The Olympics have been over for a little two weeks (already?!?!?) but there is one thing that shocked me so much that I just had to blog about.
For most sports, I only tend to follow the results in the morning paper. However, not when it comes to track and field. It might have something to do with my cousins being athletes; it might have something to do with the amazing races that Donovan Bailey and Co. ran in 1998. Whatever the reason, I follow track and field more closely and the athletes never cease to amaze me. So obviously this year I heard of this guy called Usain Bolt. If the name means nothing to you, I hope your trip to Mars is going well.

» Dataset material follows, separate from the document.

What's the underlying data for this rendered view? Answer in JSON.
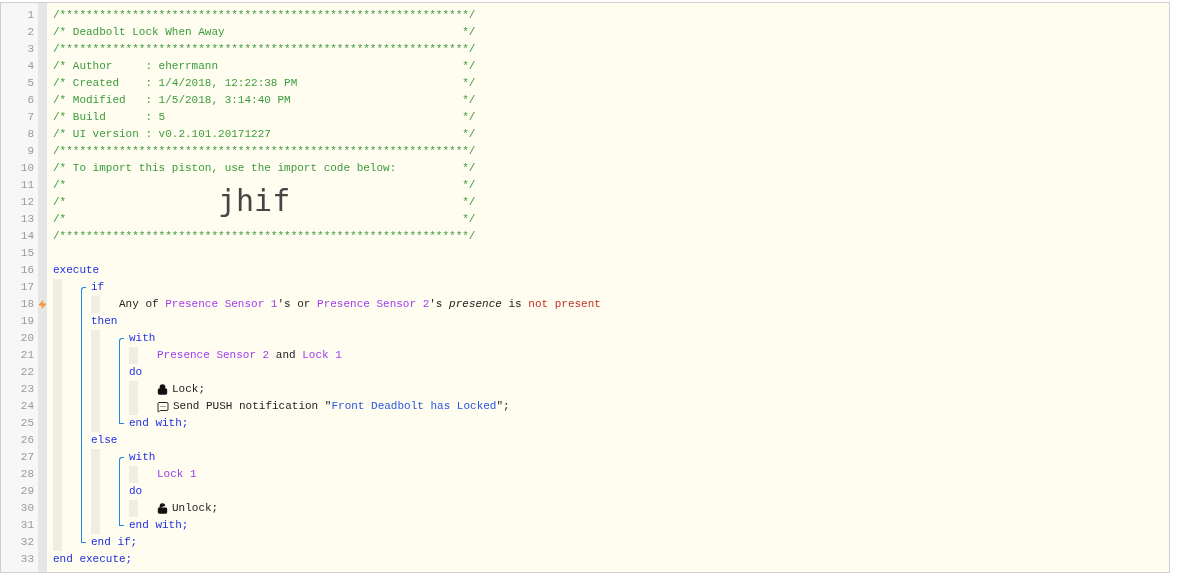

I read a couple of posts on blogs and news sites that rankled me so much that I refuse to link them on my blog. In short, these posts insinuated that luck has a lot to do with these athletes achieving what they have. While some people are luck in that they are born in the United States and get millions in endorsements which gives them more time to train, it doesn’t mean that they don’t put their heart and soul into it and that they don’t work for hours on end to prefect every move to win Olympic Gold.
By the same token, good genes might make someone like Usain Bolt more adapted to running fast, but to chalk up his achievement to genetics is very insulting; it’s denying the hours he spent honing his skill as a sprinter as well as the work put in by his trainer. I am certain that usain Bolt didn’t come out of his mother’s womb running, and that even if he was already a fast runner before starting to train, he probably wasn’t anywhere near breaking any record. Please correct me if I’m wrong.
However it is certainly possible that their good genes makes it easier for ahletes to make their sport look cool. I only go for jogs and don’t look anywhere as cool, composed and blasé when I am back home. Dratted genes.